• _Task data_
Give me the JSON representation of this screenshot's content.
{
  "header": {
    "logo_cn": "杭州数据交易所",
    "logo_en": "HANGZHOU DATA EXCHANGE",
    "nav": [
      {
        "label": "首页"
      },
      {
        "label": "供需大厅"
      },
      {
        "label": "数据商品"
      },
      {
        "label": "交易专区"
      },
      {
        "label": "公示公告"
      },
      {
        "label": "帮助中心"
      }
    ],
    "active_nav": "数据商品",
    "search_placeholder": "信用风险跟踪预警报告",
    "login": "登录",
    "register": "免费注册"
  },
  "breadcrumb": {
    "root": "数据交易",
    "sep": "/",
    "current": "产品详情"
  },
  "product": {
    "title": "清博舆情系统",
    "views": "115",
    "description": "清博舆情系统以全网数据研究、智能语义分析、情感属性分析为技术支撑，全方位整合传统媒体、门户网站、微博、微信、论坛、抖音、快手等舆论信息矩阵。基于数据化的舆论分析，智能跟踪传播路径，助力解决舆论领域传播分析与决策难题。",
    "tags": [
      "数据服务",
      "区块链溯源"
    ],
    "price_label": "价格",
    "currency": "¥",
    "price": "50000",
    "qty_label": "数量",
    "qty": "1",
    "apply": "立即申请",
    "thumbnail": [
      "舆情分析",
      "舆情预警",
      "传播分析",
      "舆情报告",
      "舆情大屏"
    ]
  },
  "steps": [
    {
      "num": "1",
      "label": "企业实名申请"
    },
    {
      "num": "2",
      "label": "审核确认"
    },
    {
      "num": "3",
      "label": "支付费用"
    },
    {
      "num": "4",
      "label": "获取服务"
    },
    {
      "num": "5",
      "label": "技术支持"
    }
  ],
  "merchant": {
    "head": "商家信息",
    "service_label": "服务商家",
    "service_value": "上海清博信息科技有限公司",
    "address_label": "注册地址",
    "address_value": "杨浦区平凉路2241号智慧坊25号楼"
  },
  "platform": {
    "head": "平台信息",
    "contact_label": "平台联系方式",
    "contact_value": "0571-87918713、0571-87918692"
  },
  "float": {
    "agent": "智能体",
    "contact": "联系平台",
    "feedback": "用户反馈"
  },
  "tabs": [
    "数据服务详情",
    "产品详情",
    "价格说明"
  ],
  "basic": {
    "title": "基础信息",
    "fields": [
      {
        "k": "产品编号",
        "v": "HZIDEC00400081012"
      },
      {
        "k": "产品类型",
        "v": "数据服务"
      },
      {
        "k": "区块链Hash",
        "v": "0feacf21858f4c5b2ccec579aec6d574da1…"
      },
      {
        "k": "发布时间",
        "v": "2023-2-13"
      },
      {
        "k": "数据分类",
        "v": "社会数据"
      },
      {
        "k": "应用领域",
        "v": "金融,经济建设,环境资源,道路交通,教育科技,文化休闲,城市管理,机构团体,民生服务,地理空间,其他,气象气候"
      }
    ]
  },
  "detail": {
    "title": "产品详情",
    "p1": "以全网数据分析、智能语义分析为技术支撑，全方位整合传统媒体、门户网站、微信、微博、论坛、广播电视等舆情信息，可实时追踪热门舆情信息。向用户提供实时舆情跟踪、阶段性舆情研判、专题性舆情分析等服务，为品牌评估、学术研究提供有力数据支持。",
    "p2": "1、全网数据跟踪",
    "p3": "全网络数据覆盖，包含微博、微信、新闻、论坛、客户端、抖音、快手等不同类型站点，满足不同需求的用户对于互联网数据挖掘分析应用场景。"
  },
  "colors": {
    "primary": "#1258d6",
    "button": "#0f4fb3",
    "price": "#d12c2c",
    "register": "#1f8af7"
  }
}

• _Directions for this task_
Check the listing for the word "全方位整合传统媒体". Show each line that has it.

• _Answer for this exercise_
    "description": "清博舆情系统以全网数据研究、智能语义分析、情感属性分析为技术支撑，全方位整合传统媒体、门户网站、微博、微信、论坛、抖音、快手等舆论信息矩阵。基于数据化的舆论分析，智能跟踪传播路径，助力解决舆论领域传播分析与决策难题。",
    "p1": "以全网数据分析、智能语义分析为技术支撑，全方位整合传统媒体、门户网站、微信、微博、论坛、广播电视等舆情信息，可实时追踪热门舆情信息。向用户提供实时舆情跟踪、阶段性舆情研判、专题性舆情分析等服务，为品牌评估、学术研究提供有力数据支持。",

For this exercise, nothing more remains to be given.